By: Barbara Bedway
For Chris Hedges, the veteran journalist who has covered over a dozen conflicts around the globe, it’s clear that the U.S. military’s use of embedded reporters in Iraq has made the war easier to see and harder to understand. Yes, “print is doing a better job than TV,” he observes. “The broadcast media display all these retired generals and charts and graphs, it looks like a giant game of Risk [the board game]. I find it nauseating.” But even the print embeds have little choice but to “look at Iraq totally through the eyes of the U.S. military,” he points out. “That’s a very distorted and self-serving view.”
To Hedges, who is fluent in Arabic, this instantaneous “slice of war” reporting is bereft of context. Reporters have a difficult time interviewing Iraqi civilians, and many don’t even try, he says. “We don’t know what the Iraqis think.” The reporters are “talking about a country and culture they know nothing about.”
Hedges, author of the recent book War Is a Force That Gives Us Meaning, now writes for the Metro section of The New York Times. He told E&P in February that he planned to stay out of war zones from now on.
Hedges, who covered the first Gulf War as a so-called “unilateral,” dislikes the term: “I prefer ‘independent’ to ‘unilateral.’ In my experience, reporters who freelance are better at war reporting. They have lots of drive and organizational skills and chutzpah.” The embeds, on the other hand, “are giving us postcards, not a real sense of the campaign and how it’s going. Any criticism of the war they have is going to be tepid, because they’re dependent on the military. Finding compliant reporters in your Washington bureau won’t get you good coverage.”
The best reporting in the current conflict, he says, has come in northern Iraq, from independent reporters “who have freedom to travel.” Nevertheless, he acknowledges that it may have become too dangerous to operate independently now in much of Iraq: “I know there are some who have given up. Good, independent reporters will push themselves to the limit. When reporters and photographers of that caliber say they can’t go on, they can’t go on. There will have to be rotations. Sleep deprivation itself renders your capacity to work difficult.”
Hedges believes the growing hostility between the Iraqis and Americans makes covering the war a far more dangerous job than reporters could have initially imagined: “My suspicion is that the Iraqis view it as an invasion and occupation, not a liberation. This resistance we are seeing may in fact just be the beginning of organized resistance, not the death throes of Saddam’s fedayeen. I’ve witnessed how insurgencies build in other conflicts — good guerilla leaders [could appear] who are unknown to us now. They know the landscape. It reminds me of what happened to the Israelis after taking over Gaza, moving among hostile populations. It’s 1967, and we’ve just become Israel. I fear what happened there will happen here.”
The real “shock and awe” may be that we’ve been lulled into a belief that we can wage war cost-free, according to Hedges: “We feel we can fight wars and others will die and we won’t. We lose track of what war is and what it can do to a society. The military had a great disquiet about the war plans, as far back as last fall. The press did not chase down that story.”

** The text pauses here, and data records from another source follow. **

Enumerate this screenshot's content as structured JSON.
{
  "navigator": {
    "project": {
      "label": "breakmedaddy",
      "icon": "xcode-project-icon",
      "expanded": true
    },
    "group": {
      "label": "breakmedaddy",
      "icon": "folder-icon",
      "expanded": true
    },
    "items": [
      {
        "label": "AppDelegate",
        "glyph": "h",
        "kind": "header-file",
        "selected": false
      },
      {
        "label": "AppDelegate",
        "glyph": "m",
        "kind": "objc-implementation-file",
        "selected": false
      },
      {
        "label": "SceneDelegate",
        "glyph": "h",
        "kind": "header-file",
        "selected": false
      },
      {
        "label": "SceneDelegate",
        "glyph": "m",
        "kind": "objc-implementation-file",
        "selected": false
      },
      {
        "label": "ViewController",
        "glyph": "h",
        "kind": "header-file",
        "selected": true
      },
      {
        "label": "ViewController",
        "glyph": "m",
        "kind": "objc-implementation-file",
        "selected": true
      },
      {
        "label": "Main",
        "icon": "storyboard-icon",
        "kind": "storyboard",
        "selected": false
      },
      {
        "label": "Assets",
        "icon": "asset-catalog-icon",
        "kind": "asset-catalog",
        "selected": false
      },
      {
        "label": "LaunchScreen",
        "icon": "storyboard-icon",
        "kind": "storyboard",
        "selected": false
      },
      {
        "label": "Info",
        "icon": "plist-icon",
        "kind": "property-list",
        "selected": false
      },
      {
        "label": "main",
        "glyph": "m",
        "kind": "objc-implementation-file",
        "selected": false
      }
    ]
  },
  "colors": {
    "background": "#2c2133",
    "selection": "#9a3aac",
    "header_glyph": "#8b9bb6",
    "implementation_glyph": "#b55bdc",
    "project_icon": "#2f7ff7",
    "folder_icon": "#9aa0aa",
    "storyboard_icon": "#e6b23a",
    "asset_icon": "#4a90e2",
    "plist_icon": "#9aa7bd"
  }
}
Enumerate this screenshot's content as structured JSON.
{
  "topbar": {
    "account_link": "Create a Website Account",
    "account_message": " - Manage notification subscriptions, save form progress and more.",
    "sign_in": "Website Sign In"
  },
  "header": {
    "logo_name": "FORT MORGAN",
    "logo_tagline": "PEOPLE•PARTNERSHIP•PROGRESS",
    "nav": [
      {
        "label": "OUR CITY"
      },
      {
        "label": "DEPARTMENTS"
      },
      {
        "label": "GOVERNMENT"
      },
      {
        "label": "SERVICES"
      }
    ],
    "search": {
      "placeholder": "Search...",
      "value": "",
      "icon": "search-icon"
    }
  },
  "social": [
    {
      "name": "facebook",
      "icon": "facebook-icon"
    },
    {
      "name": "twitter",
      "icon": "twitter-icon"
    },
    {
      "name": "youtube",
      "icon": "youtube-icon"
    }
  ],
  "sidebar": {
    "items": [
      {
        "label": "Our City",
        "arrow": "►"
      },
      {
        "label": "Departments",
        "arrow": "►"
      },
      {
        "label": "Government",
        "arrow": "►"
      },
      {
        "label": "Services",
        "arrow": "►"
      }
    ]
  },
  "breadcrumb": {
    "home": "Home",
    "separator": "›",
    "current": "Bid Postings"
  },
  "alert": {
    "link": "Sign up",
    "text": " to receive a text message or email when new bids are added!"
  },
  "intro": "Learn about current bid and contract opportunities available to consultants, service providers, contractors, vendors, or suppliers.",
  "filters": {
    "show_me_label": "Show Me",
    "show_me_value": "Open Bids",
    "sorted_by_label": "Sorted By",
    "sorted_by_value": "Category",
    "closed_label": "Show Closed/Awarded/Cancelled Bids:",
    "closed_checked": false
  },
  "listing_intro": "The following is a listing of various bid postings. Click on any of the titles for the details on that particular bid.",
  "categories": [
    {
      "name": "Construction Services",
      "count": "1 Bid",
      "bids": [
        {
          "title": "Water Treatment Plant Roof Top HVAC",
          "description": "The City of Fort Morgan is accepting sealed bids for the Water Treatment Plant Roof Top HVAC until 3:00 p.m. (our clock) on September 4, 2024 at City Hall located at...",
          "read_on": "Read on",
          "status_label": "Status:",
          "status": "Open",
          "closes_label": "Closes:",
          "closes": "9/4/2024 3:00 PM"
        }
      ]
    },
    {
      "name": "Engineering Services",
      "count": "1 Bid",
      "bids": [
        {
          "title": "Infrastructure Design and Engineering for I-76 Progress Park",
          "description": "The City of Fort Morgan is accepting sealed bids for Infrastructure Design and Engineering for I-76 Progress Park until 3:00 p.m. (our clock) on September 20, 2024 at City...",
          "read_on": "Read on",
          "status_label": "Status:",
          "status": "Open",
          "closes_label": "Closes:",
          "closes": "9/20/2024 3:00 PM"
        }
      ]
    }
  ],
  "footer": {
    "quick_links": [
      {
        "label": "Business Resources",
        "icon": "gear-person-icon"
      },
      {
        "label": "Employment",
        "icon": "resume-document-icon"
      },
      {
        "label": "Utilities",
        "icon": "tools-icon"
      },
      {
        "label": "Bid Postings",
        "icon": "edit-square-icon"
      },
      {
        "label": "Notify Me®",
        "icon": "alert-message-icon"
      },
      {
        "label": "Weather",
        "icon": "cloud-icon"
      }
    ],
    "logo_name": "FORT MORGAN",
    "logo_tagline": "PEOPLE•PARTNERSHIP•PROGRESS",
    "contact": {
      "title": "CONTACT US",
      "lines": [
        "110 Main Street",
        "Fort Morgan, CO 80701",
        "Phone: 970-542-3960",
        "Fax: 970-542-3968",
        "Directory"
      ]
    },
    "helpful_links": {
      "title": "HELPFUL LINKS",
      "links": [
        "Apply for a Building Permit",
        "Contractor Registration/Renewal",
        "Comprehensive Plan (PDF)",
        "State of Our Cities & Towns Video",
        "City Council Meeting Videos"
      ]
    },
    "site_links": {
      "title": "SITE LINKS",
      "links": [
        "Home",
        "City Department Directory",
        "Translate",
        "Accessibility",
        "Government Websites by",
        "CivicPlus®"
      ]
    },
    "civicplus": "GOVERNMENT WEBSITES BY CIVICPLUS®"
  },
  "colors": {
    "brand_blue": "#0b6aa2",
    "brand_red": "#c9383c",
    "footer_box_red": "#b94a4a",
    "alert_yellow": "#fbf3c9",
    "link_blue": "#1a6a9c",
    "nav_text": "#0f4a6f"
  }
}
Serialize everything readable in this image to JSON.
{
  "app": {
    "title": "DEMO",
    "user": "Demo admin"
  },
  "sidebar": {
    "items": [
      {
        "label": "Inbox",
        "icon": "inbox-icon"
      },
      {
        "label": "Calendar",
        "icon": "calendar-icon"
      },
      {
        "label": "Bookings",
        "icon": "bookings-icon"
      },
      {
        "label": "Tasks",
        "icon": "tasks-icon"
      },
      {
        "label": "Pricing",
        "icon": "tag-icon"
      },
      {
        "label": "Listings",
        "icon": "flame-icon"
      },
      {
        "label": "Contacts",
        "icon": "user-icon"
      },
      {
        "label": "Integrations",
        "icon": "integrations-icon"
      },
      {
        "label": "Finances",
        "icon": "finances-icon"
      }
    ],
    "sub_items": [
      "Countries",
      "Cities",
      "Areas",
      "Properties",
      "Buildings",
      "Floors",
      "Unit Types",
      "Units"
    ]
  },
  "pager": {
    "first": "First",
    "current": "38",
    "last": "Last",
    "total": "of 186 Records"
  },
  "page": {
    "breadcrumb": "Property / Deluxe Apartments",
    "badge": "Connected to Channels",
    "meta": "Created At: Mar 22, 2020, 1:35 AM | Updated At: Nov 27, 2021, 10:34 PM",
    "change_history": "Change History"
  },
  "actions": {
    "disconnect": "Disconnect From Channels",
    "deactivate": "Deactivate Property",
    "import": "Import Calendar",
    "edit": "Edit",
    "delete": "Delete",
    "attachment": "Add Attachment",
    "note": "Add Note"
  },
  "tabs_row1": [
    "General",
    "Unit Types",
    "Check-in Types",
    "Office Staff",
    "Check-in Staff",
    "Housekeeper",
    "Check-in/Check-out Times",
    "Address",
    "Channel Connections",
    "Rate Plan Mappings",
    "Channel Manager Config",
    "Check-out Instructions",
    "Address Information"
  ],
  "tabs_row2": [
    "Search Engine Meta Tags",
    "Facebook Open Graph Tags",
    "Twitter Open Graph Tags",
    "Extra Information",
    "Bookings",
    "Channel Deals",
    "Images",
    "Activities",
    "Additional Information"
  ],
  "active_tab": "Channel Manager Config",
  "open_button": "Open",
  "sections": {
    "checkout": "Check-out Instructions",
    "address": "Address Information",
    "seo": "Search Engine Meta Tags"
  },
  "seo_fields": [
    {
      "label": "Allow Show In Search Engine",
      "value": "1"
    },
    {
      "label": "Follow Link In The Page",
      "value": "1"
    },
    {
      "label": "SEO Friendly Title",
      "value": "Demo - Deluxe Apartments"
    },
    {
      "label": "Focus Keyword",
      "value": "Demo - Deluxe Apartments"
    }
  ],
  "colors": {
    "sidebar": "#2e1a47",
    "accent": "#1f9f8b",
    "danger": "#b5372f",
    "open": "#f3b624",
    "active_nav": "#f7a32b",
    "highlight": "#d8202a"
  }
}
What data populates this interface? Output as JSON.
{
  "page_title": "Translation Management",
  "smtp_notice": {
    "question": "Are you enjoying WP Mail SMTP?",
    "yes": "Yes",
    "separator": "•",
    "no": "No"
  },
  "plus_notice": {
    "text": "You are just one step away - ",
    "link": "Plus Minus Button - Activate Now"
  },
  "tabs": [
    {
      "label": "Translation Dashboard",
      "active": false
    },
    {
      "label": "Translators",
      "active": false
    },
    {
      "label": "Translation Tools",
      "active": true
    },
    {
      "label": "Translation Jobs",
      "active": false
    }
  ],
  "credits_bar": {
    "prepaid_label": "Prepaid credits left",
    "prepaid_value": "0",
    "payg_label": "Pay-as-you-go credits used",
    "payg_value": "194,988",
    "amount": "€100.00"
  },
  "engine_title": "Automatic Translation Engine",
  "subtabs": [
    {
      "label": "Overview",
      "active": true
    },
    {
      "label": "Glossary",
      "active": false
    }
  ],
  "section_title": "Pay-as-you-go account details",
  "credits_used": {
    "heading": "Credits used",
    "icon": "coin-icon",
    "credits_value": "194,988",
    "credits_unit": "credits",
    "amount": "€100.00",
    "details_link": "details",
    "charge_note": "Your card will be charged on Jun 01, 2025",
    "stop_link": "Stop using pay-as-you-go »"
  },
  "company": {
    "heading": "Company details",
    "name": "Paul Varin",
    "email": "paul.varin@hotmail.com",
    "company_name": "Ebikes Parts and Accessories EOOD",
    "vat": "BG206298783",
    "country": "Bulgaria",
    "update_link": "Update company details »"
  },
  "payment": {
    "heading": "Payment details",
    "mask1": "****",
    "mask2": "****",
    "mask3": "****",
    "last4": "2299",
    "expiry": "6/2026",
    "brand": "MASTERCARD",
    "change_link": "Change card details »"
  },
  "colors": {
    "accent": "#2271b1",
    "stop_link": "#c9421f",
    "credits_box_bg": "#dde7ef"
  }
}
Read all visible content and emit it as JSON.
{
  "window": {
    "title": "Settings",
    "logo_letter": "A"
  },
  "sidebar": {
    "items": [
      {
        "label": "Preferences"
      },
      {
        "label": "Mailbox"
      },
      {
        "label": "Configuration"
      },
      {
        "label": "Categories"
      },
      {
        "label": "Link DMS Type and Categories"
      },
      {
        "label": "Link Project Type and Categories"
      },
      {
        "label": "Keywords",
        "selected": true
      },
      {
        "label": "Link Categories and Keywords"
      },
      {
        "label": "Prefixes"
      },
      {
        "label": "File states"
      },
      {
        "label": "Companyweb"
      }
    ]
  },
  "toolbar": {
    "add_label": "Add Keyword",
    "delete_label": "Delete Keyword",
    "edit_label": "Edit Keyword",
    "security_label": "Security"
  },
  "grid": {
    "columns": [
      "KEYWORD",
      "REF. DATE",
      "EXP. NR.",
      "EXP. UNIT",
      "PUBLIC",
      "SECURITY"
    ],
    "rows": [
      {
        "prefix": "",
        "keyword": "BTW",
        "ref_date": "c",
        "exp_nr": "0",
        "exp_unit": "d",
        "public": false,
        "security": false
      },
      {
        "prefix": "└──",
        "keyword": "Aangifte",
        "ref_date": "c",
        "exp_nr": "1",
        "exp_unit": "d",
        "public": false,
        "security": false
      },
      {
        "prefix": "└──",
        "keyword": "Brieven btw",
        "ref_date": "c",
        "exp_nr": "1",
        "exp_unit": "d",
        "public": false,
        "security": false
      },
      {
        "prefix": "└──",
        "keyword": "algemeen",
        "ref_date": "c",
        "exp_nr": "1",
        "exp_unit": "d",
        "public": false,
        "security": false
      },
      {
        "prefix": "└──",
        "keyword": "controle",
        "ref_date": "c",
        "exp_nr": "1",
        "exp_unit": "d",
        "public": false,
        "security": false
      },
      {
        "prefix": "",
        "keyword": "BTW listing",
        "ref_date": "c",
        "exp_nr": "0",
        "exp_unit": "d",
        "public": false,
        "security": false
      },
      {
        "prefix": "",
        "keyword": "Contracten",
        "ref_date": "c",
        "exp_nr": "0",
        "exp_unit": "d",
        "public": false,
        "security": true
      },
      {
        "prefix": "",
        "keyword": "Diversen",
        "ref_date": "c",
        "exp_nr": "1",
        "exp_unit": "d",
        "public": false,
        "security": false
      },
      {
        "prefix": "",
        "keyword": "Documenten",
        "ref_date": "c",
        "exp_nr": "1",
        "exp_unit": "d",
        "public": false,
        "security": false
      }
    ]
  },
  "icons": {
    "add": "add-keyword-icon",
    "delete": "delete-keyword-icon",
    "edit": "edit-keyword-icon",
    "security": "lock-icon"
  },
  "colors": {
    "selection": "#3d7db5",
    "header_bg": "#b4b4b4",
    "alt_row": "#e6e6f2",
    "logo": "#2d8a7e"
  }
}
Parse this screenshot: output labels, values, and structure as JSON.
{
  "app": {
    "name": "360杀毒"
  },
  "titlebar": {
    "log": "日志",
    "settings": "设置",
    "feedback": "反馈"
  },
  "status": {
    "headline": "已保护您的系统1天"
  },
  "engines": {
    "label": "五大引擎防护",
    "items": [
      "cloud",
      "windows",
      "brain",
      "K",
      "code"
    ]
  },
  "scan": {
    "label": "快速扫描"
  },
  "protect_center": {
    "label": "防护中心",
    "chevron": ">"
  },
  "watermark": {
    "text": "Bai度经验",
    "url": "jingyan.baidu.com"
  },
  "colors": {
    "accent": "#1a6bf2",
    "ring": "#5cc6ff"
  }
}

The best preparation for covering war does not lie in one-week boot camp training for journalists, Hedges says ruefully, but having a deep understanding of the humanities: “In seminary I studied a lot of ethics, so I was wary of utopian movements. I didn’t go to Latin America thinking the Sandinistas would bring us heaven and earth, as some reporters did. In seminary, we put so much time into studying human nature, how moral choices are made. I have a deep respect for Islam that I learned in seminary — I don’t look at Arabs as two-dimensional figures. I’m a great believer in the humanities. If you know Shakespeare, you know human nature.”
See E&P‘s complete coverage of Iraq and the Press.
E&P welcomes letters to the editor: email@example.com.